NASHVILLE SKYLINE is a weekly column by CMT/CMT.com Editorial Director Chet Flippo.
The year 2002 continues
to mark the return of mainstream country with a vengeance. Alan Jackson, Kenny Chesney and Toby Keith have all delivered strong albums that
have been commercial blockbusters while still maintaining a unique voice.
And now comes the return of the superstars.
After being absent from the stage for varying amounts of months and even years, can the Dixie
Chicks, Shania Twain, Faith Hill and Tim McGraw regain their thrones?
The Chicks delivered a resounding message of yes!
Their albumHome routed the likes of Eminem from the top of the Billboard 200 chart and served notice that they'll
be ruling country's mainstream for years to come. New albums from Twain and Hill remain musical question marks but I've heard
much of Tim McGraw's upcoming album Tim McGraw and the Dancehall Doctors. What I've heard is very impressive and continues
the growth of musical maturity that McGraw has displayed in recent works.
TMDD was recorded away from Nashville,
in an isolated upstate New York State studio, in the sort of total studio immersion that artists like Waylon Jennings used
to use to such great advantage. It marks the first time that McGraw has recorded with his touring band, the Dancehall Doctors,
and their onstage musical rapport is vividly translated onto disc here. Though not a songwriter, McGraw has generally shown
very sharp song sense in selecting his material. That same acumen is displayed here, in a range of 15 songs spanning his usual
mix of emotional ballads and raw-edged country rockers. And McGraw looks outside country for Elton John's lovely "Tiny Dancer,"
which he started performing live after seeing its impact in the movie Almost Famous. Kim Carnes also sings on it. Don
Henley and Timothy B. Schmitt of the Eagles sing on "Illegal," one of two songs here that McGraw originally recorded on the
group Kattl, when he was producing them several years ago.
But it's the first single from that album that's already
kicking up a lot of dust. "Red Ragtop," written by Jason White, tells the story of two young lovers, whose passion takes them
over. The lyrics spell out a chilling narrative:
Life was fast and the world was cruel
And we were young
We decided not to have a child
So we did what we did
And we tried to forget
are very matter-of-fact about what happened after the abortion:
Well you do what you do
And you pay for
And there's no such thing
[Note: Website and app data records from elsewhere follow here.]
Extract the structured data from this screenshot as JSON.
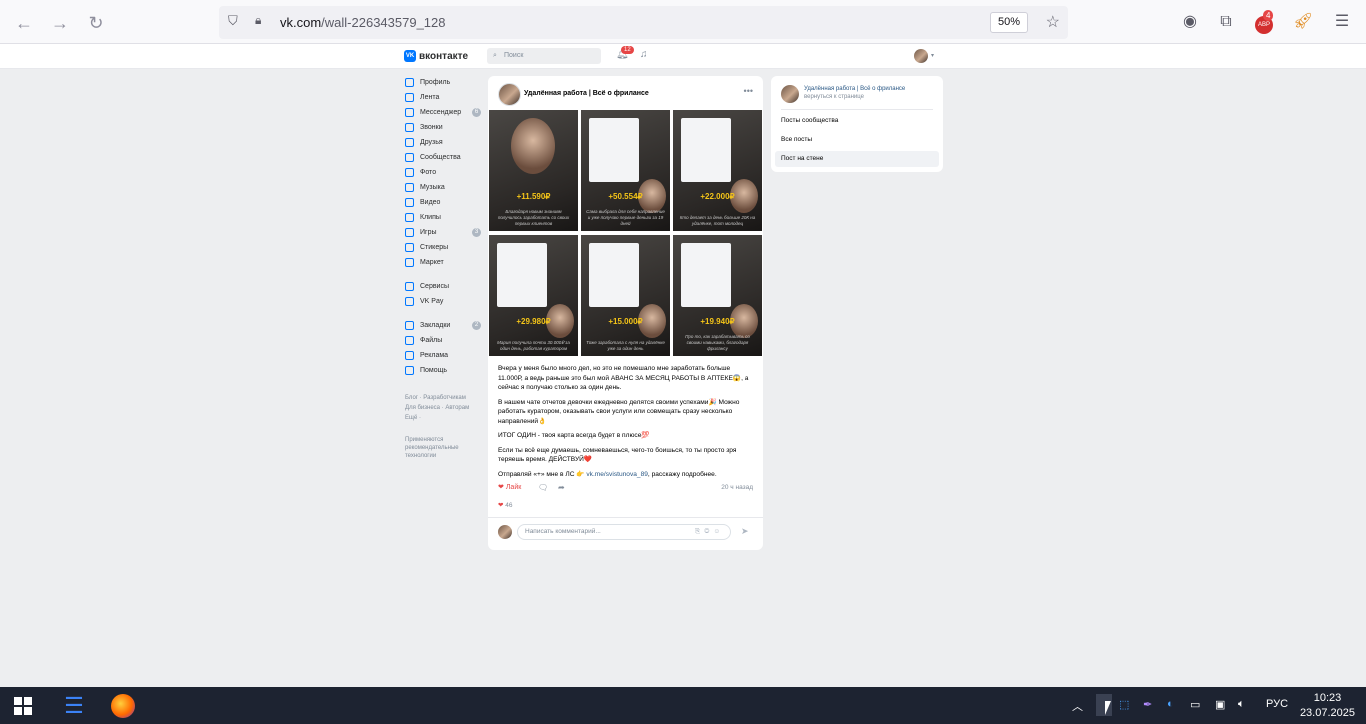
{
  "browser": {
    "url_host": "vk.com",
    "url_path": "/wall-226343579_128",
    "zoom": "50%",
    "extension_badge": "4",
    "abp_label": "ABP"
  },
  "vk": {
    "logo_text": "вконтакте",
    "search_placeholder": "Поиск",
    "notif_count": "12"
  },
  "left_nav": {
    "items": [
      {
        "label": "Профиль"
      },
      {
        "label": "Лента"
      },
      {
        "label": "Мессенджер",
        "count": "6"
      },
      {
        "label": "Звонки"
      },
      {
        "label": "Друзья"
      },
      {
        "label": "Сообщества"
      },
      {
        "label": "Фото"
      },
      {
        "label": "Музыка"
      },
      {
        "label": "Видео"
      },
      {
        "label": "Клипы"
      },
      {
        "label": "Игры",
        "count": "3"
      },
      {
        "label": "Стикеры"
      },
      {
        "label": "Маркет"
      }
    ],
    "items2": [
      {
        "label": "Сервисы"
      },
      {
        "label": "VK Pay"
      }
    ],
    "items3": [
      {
        "label": "Закладки",
        "count": "2"
      },
      {
        "label": "Файлы"
      },
      {
        "label": "Реклама"
      },
      {
        "label": "Помощь"
      }
    ],
    "footer_line1": "Блог · Разработчикам",
    "footer_line2": "Для бизнеса · Авторам",
    "footer_line3": "Ещё ·",
    "footer_note": "Применяются рекомендательные технологии"
  },
  "post": {
    "author": "Удалённая работа | Всё о фрилансе",
    "tiles": [
      {
        "amount": "+11.590₽",
        "caption": "Благодаря новым знаниям получилось заработать со своих первых клиентов"
      },
      {
        "amount": "+50.554₽",
        "caption": "Сама выбрала для себя направление и уже получаю первые деньги за 19 дней"
      },
      {
        "amount": "+22.000₽",
        "caption": "Кто делает за день больше 20К на удалёнке, тот молодец"
      },
      {
        "amount": "+29.980₽",
        "caption": "Мария получила почти 30.000₽ за один день, работая куратором"
      },
      {
        "amount": "+15.000₽",
        "caption": "Тоже заработала с нуля на удалёнке уже за один день"
      },
      {
        "amount": "+19.940₽",
        "caption": "Про то, как зарабатывать со своими навыками, благодаря фрилансу"
      }
    ],
    "paragraphs": [
      "Вчера у меня было много дел, но это не помешало мне заработать больше 11.000Р, а ведь раньше это был мой АВАНС ЗА МЕСЯЦ РАБОТЫ В АПТЕКЕ😱, а сейчас я получаю столько за один день.",
      "В нашем чате отчетов девочки ежедневно делятся своими успехами🎉 Можно работать куратором, оказывать свои услуги или совмещать сразу несколько направлений👌",
      "ИТОГ ОДИН - твоя карта всегда будет в плюсе💯",
      "Если ты всё еще думаешь, сомневаешься, чего-то боишься, то ты просто зря теряешь время. ДЕЙСТВУЙ❤️"
    ],
    "last_prefix": "Отправляй «+» мне в ЛС 👉",
    "last_link": "vk.me/svistunova_89",
    "last_suffix": ", расскажу подробнее.",
    "like_label": "Лайк",
    "time": "20 ч назад",
    "likes": "46",
    "comment_placeholder": "Написать комментарий..."
  },
  "right_card": {
    "title": "Удалённая работа | Всё о фрилансе",
    "subtitle": "вернуться к странице",
    "items": [
      {
        "label": "Посты сообщества"
      },
      {
        "label": "Все посты"
      },
      {
        "label": "Пост на стене"
      }
    ]
  },
  "taskbar": {
    "lang": "РУС",
    "time": "10:23",
    "date": "23.07.2025"
  }
}
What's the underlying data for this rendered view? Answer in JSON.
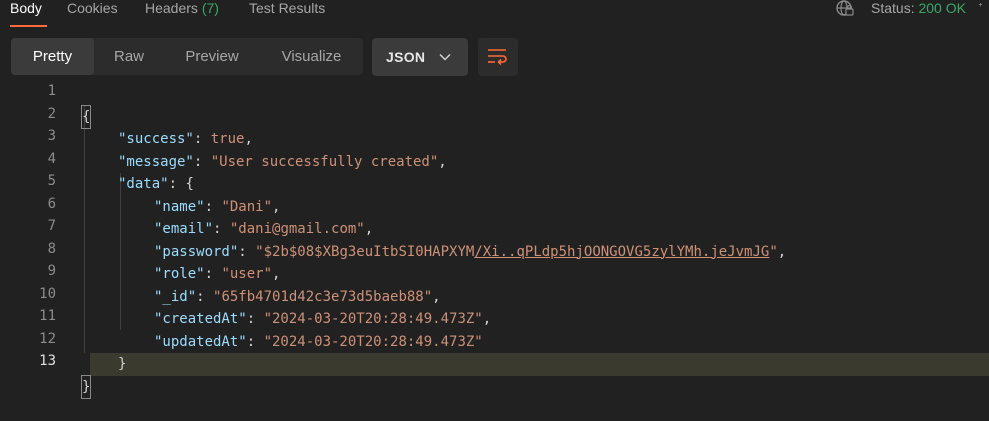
{
  "tabs": [
    {
      "label": "Body",
      "active": true
    },
    {
      "label": "Cookies",
      "active": false
    },
    {
      "label": "Headers",
      "count": "(7)",
      "active": false
    },
    {
      "label": "Test Results",
      "active": false
    }
  ],
  "status": {
    "label": "Status:",
    "value": "200 OK"
  },
  "view_modes": [
    "Pretty",
    "Raw",
    "Preview",
    "Visualize"
  ],
  "active_view_mode": "Pretty",
  "format": {
    "selected": "JSON",
    "icon": "chevron-down-icon"
  },
  "wrap_button": {
    "icon": "wrap-lines-icon"
  },
  "colors": {
    "accent": "#ff6c37",
    "status_ok": "#3aa866",
    "json_key": "#9cdcfe",
    "json_string": "#ce9178"
  },
  "line_numbers": [
    "1",
    "2",
    "3",
    "4",
    "5",
    "6",
    "7",
    "8",
    "9",
    "10",
    "11",
    "12",
    "13"
  ],
  "code": {
    "open_brace": "{",
    "close_brace": "}",
    "success_key": "\"success\"",
    "success_value": "true",
    "message_key": "\"message\"",
    "message_value": "\"User successfully created\"",
    "data_key": "\"data\"",
    "data_open": "{",
    "data_close": "}",
    "fields": [
      {
        "key": "\"name\"",
        "value": "\"Dani\""
      },
      {
        "key": "\"email\"",
        "value": "\"dani@gmail.com\""
      },
      {
        "key": "\"password\"",
        "value_prefix": "\"$2b$08$XBg3euItbSI0HAPXYM",
        "value_link": "/Xi..qPLdp5hjOONGOVG5zylYMh.jeJvmJG",
        "value_suffix": "\""
      },
      {
        "key": "\"role\"",
        "value": "\"user\""
      },
      {
        "key": "\"_id\"",
        "value": "\"65fb4701d42c3e73d5baeb88\""
      },
      {
        "key": "\"createdAt\"",
        "value": "\"2024-03-20T20:28:49.473Z\""
      },
      {
        "key": "\"updatedAt\"",
        "value": "\"2024-03-20T20:28:49.473Z\""
      }
    ]
  }
}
As what might have been
The song's lyrics were early on posted
on pro-life bulletin boards, have been a hot topic in chat rooms and have elicited much discussion and debate on the CMT.com message boards. In its own way, "Red Ragtop" will undoubtedly be as controversial as Toby Keith's
"Courtesy of the Red, White and Blue." Probably more so. War has never fanned so many personal flames as has personal morality.
As long as there are people who burn to make other people do what they want them to, such songs will flourish. The song has
already polarized many McGraw fans and will certainly stir up many more as people start to actually listen to the words of
what on the surface seems to be another lyrical tale of young romance.
Not all country listeners today recall the
furor that surrounded a Loretta Lynn song in 1975. She was roundly condemned in many quarters for daring to write and record
"The Pill." The birth control pill was a relatively daring subject for the time and for the generally conservative views of
country fans and especially country radio stations. Many, many country stations banned the song. But "The Pill" -- just like
"Red Ragtop" and like many other controversial country songs -- does not preach or advocate anything. It simply tells a story.
That's what the best country songs do. I say bravo to artists like Lynn and McGraw for having the courage to face such issues.